Data records for software interfaces

--- START ---

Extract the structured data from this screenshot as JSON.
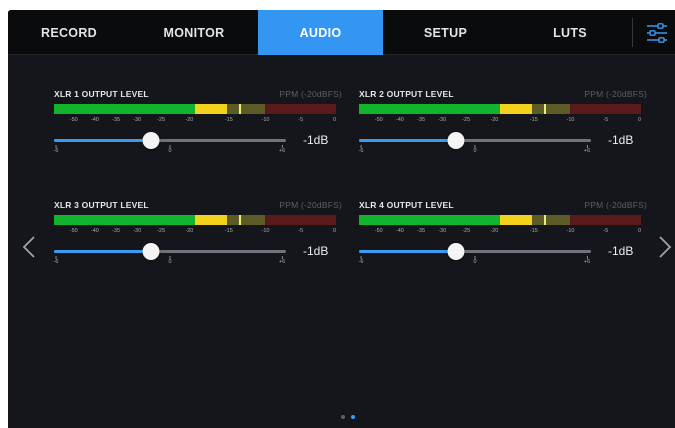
{
  "tabs": [
    {
      "label": "RECORD",
      "active": false
    },
    {
      "label": "MONITOR",
      "active": false
    },
    {
      "label": "AUDIO",
      "active": true
    },
    {
      "label": "SETUP",
      "active": false
    },
    {
      "label": "LUTS",
      "active": false
    }
  ],
  "settings_icon": "sliders-icon",
  "meter_scale": [
    "-50",
    "-40",
    "-35",
    "-30",
    "-25",
    "-20",
    "-15",
    "-10",
    "-5",
    "0"
  ],
  "slider_scale": {
    "min": "-6",
    "mid": "0",
    "max": "+6"
  },
  "channels": [
    {
      "title": "XLR 1 OUTPUT LEVEL",
      "scale": "PPM (-20dBFS)",
      "level_db": -1,
      "level_text": "-1dB"
    },
    {
      "title": "XLR 2 OUTPUT LEVEL",
      "scale": "PPM (-20dBFS)",
      "level_db": -1,
      "level_text": "-1dB"
    },
    {
      "title": "XLR 3 OUTPUT LEVEL",
      "scale": "PPM (-20dBFS)",
      "level_db": -1,
      "level_text": "-1dB"
    },
    {
      "title": "XLR 4 OUTPUT LEVEL",
      "scale": "PPM (-20dBFS)",
      "level_db": -1,
      "level_text": "-1dB"
    }
  ],
  "meter_colors": {
    "green": "#12b42e",
    "yellow": "#f3d21c",
    "olive": "#5c5c26",
    "red": "#5a1a1c",
    "slider_fill": "#3a9bf0",
    "accent": "#3396f2"
  },
  "navigation": {
    "prev_icon": "chevron-left-icon",
    "next_icon": "chevron-right-icon"
  },
  "pagination": {
    "pages": 2,
    "current": 2
  }
}
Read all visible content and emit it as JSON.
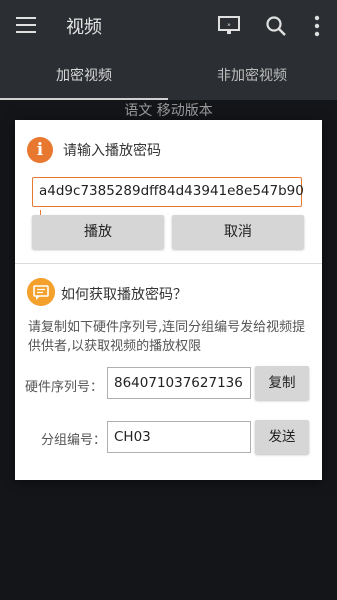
{
  "appbar": {
    "title": "视频",
    "icons": [
      "menu-icon",
      "cast-icon",
      "search-icon",
      "more-vert-icon"
    ]
  },
  "tabs": [
    {
      "label": "加密视频",
      "active": true
    },
    {
      "label": "非加密视频",
      "active": false
    }
  ],
  "background_text": "语文 移动版本",
  "dialog": {
    "title": "请输入播放密码",
    "password_value": "a4d9c7385289dff84d43941e8e547b90",
    "play_label": "播放",
    "cancel_label": "取消",
    "help_title": "如何获取播放密码？",
    "help_text": "请复制如下硬件序列号,连同分组编号发给视频提供供者,以获取视频的播放权限",
    "serial_label": "硬件序列号：",
    "serial_value": "864071037627136",
    "copy_label": "复制",
    "group_label": "分组编号：",
    "group_value": "CH03",
    "send_label": "发送"
  },
  "colors": {
    "accent": "#e8782f",
    "help_icon": "#f3a02c",
    "appbar": "#2b2e33",
    "page_bg": "#131519"
  }
}
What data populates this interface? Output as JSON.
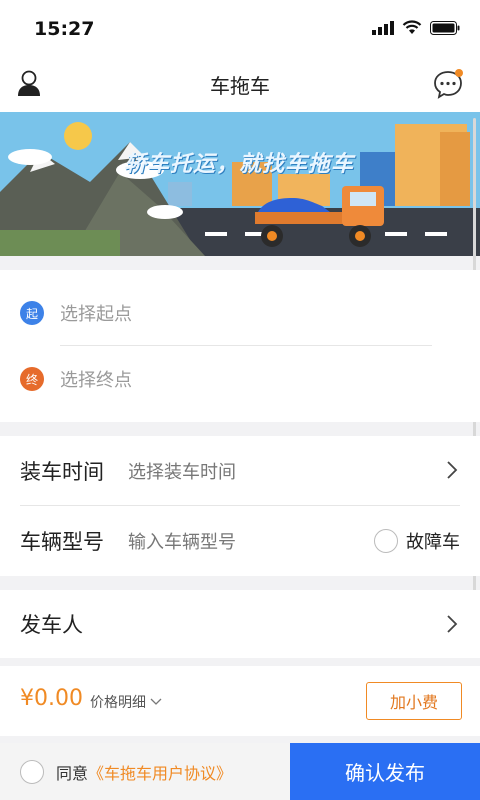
{
  "status": {
    "time": "15:27"
  },
  "nav": {
    "title": "车拖车",
    "has_notification": true
  },
  "banner": {
    "slogan": "轿车托运，就找车拖车"
  },
  "route": {
    "start_badge": "起",
    "start_placeholder": "选择起点",
    "end_badge": "终",
    "end_placeholder": "选择终点"
  },
  "form": {
    "load_time_label": "装车时间",
    "load_time_placeholder": "选择装车时间",
    "model_label": "车辆型号",
    "model_placeholder": "输入车辆型号",
    "fault_label": "故障车"
  },
  "sender": {
    "label": "发车人"
  },
  "price": {
    "amount": "¥0.00",
    "detail_label": "价格明细",
    "tip_button": "加小费"
  },
  "footer": {
    "agree_text": "同意",
    "agreement_link": "《车拖车用户协议》",
    "submit_label": "确认发布"
  },
  "colors": {
    "accent_orange": "#f08a24",
    "primary_blue": "#2a6ff3",
    "start_badge": "#3d82e8",
    "end_badge": "#e66b2b"
  }
}
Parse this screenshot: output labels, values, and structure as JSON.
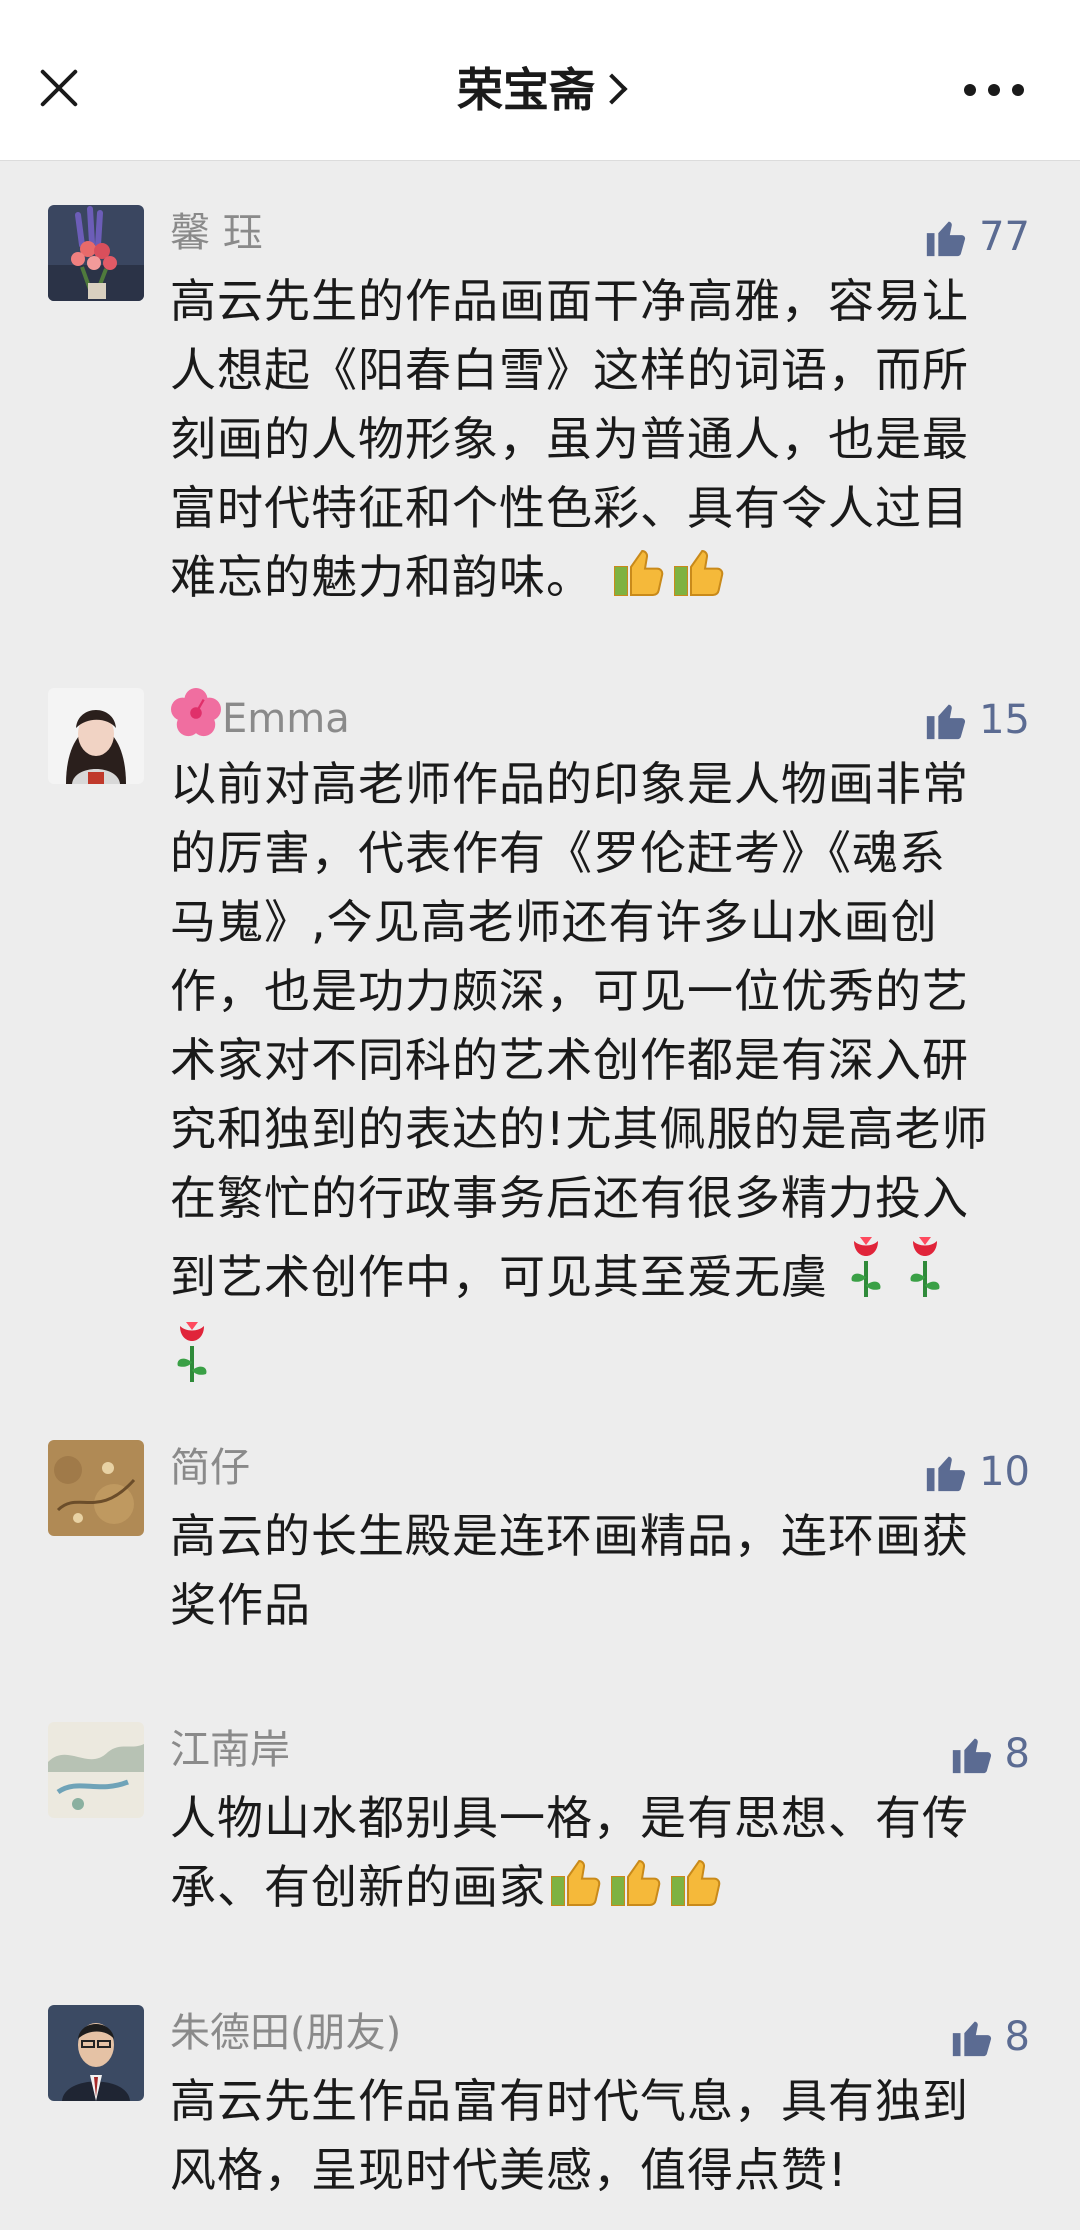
{
  "header": {
    "title": "荣宝斋"
  },
  "comments": [
    {
      "name": "馨 珏",
      "likes": "77",
      "text": "高云先生的作品画面干净高雅，容易让\n人想起《阳春白雪》这样的词语，而所\n刻画的人物形象，虽为普通人，也是最\n富时代特征和个性色彩、具有令人过目\n难忘的魅力和韵味。",
      "emojis": [
        "thumbs-up",
        "thumbs-up"
      ]
    },
    {
      "name": "Emma",
      "name_prefix_icon": "hibiscus-flower",
      "likes": "15",
      "text": "以前对高老师作品的印象是人物画非常\n的厉害，代表作有《罗伦赶考》《魂系\n马嵬》,今见高老师还有许多山水画创\n作，也是功力颇深，可见一位优秀的艺\n术家对不同科的艺术创作都是有深入研\n究和独到的表达的!尤其佩服的是高老师\n在繁忙的行政事务后还有很多精力投入\n到艺术创作中，可见其至爱无虞",
      "emojis": [
        "rose",
        "rose",
        "rose"
      ]
    },
    {
      "name": "简仔",
      "likes": "10",
      "text": "高云的长生殿是连环画精品，连环画获\n奖作品",
      "emojis": []
    },
    {
      "name": "江南岸",
      "likes": "8",
      "text": "人物山水都别具一格，是有思想、有传\n承、有创新的画家",
      "emojis": [
        "thumbs-up",
        "thumbs-up",
        "thumbs-up"
      ]
    },
    {
      "name": "朱德田(朋友)",
      "likes": "8",
      "text": "高云先生作品富有时代气息，具有独到\n风格，呈现时代美感，值得点赞!",
      "emojis": []
    }
  ]
}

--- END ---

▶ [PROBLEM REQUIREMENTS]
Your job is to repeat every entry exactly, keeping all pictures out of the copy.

▶ [FINISHED TASK]
Extract the structured data from this screenshot as JSON.
{
  "tabs": [
    {
      "label": "RECORD",
      "active": false
    },
    {
      "label": "MONITOR",
      "active": false
    },
    {
      "label": "AUDIO",
      "active": true
    },
    {
      "label": "SETUP",
      "active": false
    },
    {
      "label": "LUTS",
      "active": false
    }
  ],
  "settings_icon": "sliders-icon",
  "meter_scale": [
    "-50",
    "-40",
    "-35",
    "-30",
    "-25",
    "-20",
    "-15",
    "-10",
    "-5",
    "0"
  ],
  "slider_scale": {
    "min": "-6",
    "mid": "0",
    "max": "+6"
  },
  "channels": [
    {
      "title": "XLR 1 OUTPUT LEVEL",
      "scale": "PPM (-20dBFS)",
      "level_db": -1,
      "level_text": "-1dB"
    },
    {
      "title": "XLR 2 OUTPUT LEVEL",
      "scale": "PPM (-20dBFS)",
      "level_db": -1,
      "level_text": "-1dB"
    },
    {
      "title": "XLR 3 OUTPUT LEVEL",
      "scale": "PPM (-20dBFS)",
      "level_db": -1,
      "level_text": "-1dB"
    },
    {
      "title": "XLR 4 OUTPUT LEVEL",
      "scale": "PPM (-20dBFS)",
      "level_db": -1,
      "level_text": "-1dB"
    }
  ],
  "meter_colors": {
    "green": "#12b42e",
    "yellow": "#f3d21c",
    "olive": "#5c5c26",
    "red": "#5a1a1c",
    "slider_fill": "#3a9bf0",
    "accent": "#3396f2"
  },
  "navigation": {
    "prev_icon": "chevron-left-icon",
    "next_icon": "chevron-right-icon"
  },
  "pagination": {
    "pages": 2,
    "current": 2
  }
}
Read all visible content and emit it as JSON.
{
  "appbar": {
    "title": "视频",
    "icons": [
      "menu-icon",
      "cast-icon",
      "search-icon",
      "more-vert-icon"
    ]
  },
  "tabs": [
    {
      "label": "加密视频",
      "active": true
    },
    {
      "label": "非加密视频",
      "active": false
    }
  ],
  "background_text": "语文 移动版本",
  "dialog": {
    "title": "请输入播放密码",
    "password_value": "a4d9c7385289dff84d43941e8e547b90",
    "play_label": "播放",
    "cancel_label": "取消",
    "help_title": "如何获取播放密码？",
    "help_text": "请复制如下硬件序列号,连同分组编号发给视频提供供者,以获取视频的播放权限",
    "serial_label": "硬件序列号：",
    "serial_value": "864071037627136",
    "copy_label": "复制",
    "group_label": "分组编号：",
    "group_value": "CH03",
    "send_label": "发送"
  },
  "colors": {
    "accent": "#e8782f",
    "help_icon": "#f3a02c",
    "appbar": "#2b2e33",
    "page_bg": "#131519"
  }
}
What data populates this interface? Output as JSON.
{
  "status": {
    "time": "15:27"
  },
  "nav": {
    "title": "车拖车",
    "has_notification": true
  },
  "banner": {
    "slogan": "轿车托运，就找车拖车"
  },
  "route": {
    "start_badge": "起",
    "start_placeholder": "选择起点",
    "end_badge": "终",
    "end_placeholder": "选择终点"
  },
  "form": {
    "load_time_label": "装车时间",
    "load_time_placeholder": "选择装车时间",
    "model_label": "车辆型号",
    "model_placeholder": "输入车辆型号",
    "fault_label": "故障车"
  },
  "sender": {
    "label": "发车人"
  },
  "price": {
    "amount": "¥0.00",
    "detail_label": "价格明细",
    "tip_button": "加小费"
  },
  "footer": {
    "agree_text": "同意",
    "agreement_link": "《车拖车用户协议》",
    "submit_label": "确认发布"
  },
  "colors": {
    "accent_orange": "#f08a24",
    "primary_blue": "#2a6ff3",
    "start_badge": "#3d82e8",
    "end_badge": "#e66b2b"
  }
}
Parse this screenshot: output labels, values, and structure as JSON.
{
  "header": {
    "title": "荣宝斋"
  },
  "comments": [
    {
      "name": "馨 珏",
      "likes": "77",
      "text": "高云先生的作品画面干净高雅，容易让\n人想起《阳春白雪》这样的词语，而所\n刻画的人物形象，虽为普通人，也是最\n富时代特征和个性色彩、具有令人过目\n难忘的魅力和韵味。",
      "emojis": [
        "thumbs-up",
        "thumbs-up"
      ]
    },
    {
      "name": "Emma",
      "name_prefix_icon": "hibiscus-flower",
      "likes": "15",
      "text": "以前对高老师作品的印象是人物画非常\n的厉害，代表作有《罗伦赶考》《魂系\n马嵬》,今见高老师还有许多山水画创\n作，也是功力颇深，可见一位优秀的艺\n术家对不同科的艺术创作都是有深入研\n究和独到的表达的!尤其佩服的是高老师\n在繁忙的行政事务后还有很多精力投入\n到艺术创作中，可见其至爱无虞",
      "emojis": [
        "rose",
        "rose",
        "rose"
      ]
    },
    {
      "name": "简仔",
      "likes": "10",
      "text": "高云的长生殿是连环画精品，连环画获\n奖作品",
      "emojis": []
    },
    {
      "name": "江南岸",
      "likes": "8",
      "text": "人物山水都别具一格，是有思想、有传\n承、有创新的画家",
      "emojis": [
        "thumbs-up",
        "thumbs-up",
        "thumbs-up"
      ]
    },
    {
      "name": "朱德田(朋友)",
      "likes": "8",
      "text": "高云先生作品富有时代气息，具有独到\n风格，呈现时代美感，值得点赞!",
      "emojis": []
    }
  ]
}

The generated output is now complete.